-------- Records

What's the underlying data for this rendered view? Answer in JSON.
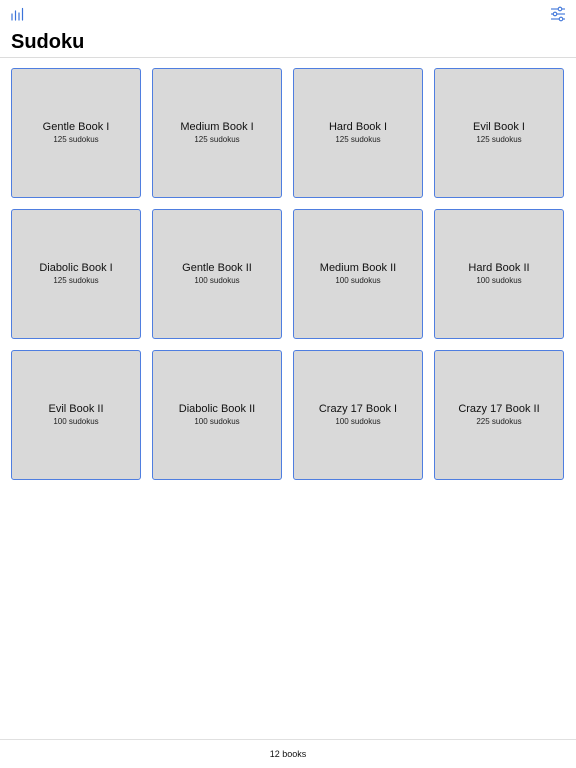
{
  "header": {
    "title": "Sudoku",
    "stats_icon": "bar-chart-icon",
    "filter_icon": "sliders-icon",
    "accent_color": "#3b73d9"
  },
  "books": [
    {
      "title": "Gentle Book I",
      "count": "125 sudokus"
    },
    {
      "title": "Medium Book I",
      "count": "125 sudokus"
    },
    {
      "title": "Hard Book I",
      "count": "125 sudokus"
    },
    {
      "title": "Evil Book I",
      "count": "125 sudokus"
    },
    {
      "title": "Diabolic Book I",
      "count": "125 sudokus"
    },
    {
      "title": "Gentle Book II",
      "count": "100 sudokus"
    },
    {
      "title": "Medium Book II",
      "count": "100 sudokus"
    },
    {
      "title": "Hard Book II",
      "count": "100 sudokus"
    },
    {
      "title": "Evil Book II",
      "count": "100 sudokus"
    },
    {
      "title": "Diabolic Book II",
      "count": "100 sudokus"
    },
    {
      "title": "Crazy 17 Book I",
      "count": "100 sudokus"
    },
    {
      "title": "Crazy 17 Book II",
      "count": "225 sudokus"
    }
  ],
  "footer": {
    "summary": "12 books"
  }
}
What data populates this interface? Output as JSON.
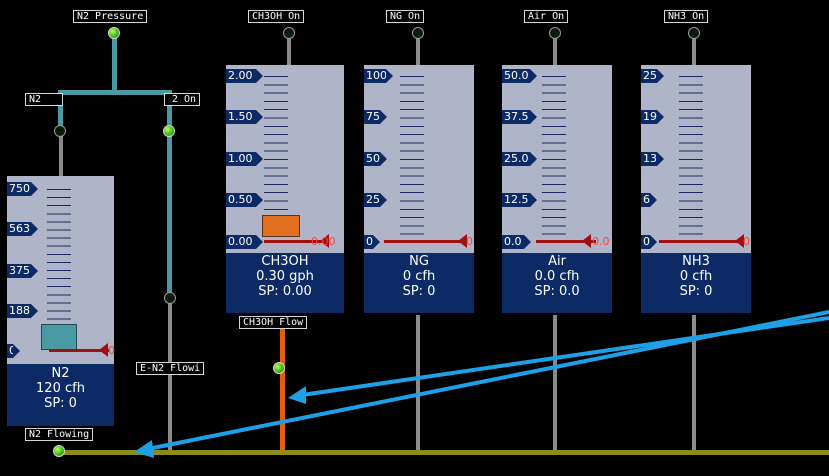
{
  "tags": {
    "n2_pressure": "N2 Pressure",
    "ch3oh_on": "CH3OH On",
    "ng_on": "NG On",
    "air_on": "Air On",
    "nh3_on": "NH3 On",
    "n2_left": "N2",
    "n2_right": "2 On",
    "e_n2_flowing": "E-N2 Flowi",
    "ch3oh_flow": "CH3OH Flow",
    "n2_flowing": "N2 Flowing"
  },
  "gauges": {
    "ch3oh": {
      "ticks": [
        "2.00",
        "1.50",
        "1.00",
        "0.50",
        "0.00"
      ],
      "zero_value": "0.00",
      "name": "CH3OH",
      "value": "0.30 gph",
      "setpoint": "SP: 0.00"
    },
    "ng": {
      "ticks": [
        "100",
        "75",
        "50",
        "25",
        "0"
      ],
      "zero_value": "0",
      "name": "NG",
      "value": "0 cfh",
      "setpoint": "SP: 0"
    },
    "air": {
      "ticks": [
        "50.0",
        "37.5",
        "25.0",
        "12.5",
        "0.0"
      ],
      "zero_value": "0.0",
      "name": "Air",
      "value": "0.0 cfh",
      "setpoint": "SP: 0.0"
    },
    "nh3": {
      "ticks": [
        "25",
        "19",
        "13",
        "6",
        "0"
      ],
      "zero_value": "0",
      "name": "NH3",
      "value": "0 cfh",
      "setpoint": "SP: 0"
    },
    "n2": {
      "ticks": [
        "750",
        "563",
        "375",
        "188",
        "0"
      ],
      "zero_value": "0",
      "name": "N2",
      "value": "120 cfh",
      "setpoint": "SP: 0"
    }
  },
  "colors": {
    "gauge_body": "#b0b4c8",
    "gauge_label": "#0b2a66",
    "led_on": "#3cb81c",
    "pipe_teal": "#4a9aa4",
    "pipe_orange": "#e06010",
    "pipe_olive": "#8c8c1c",
    "arrow": "#1ea0e6"
  }
}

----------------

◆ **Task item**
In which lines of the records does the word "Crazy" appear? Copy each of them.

◆ **Task result**
      "title": "Crazy 17 Book I",
      "title": "Crazy 17 Book II",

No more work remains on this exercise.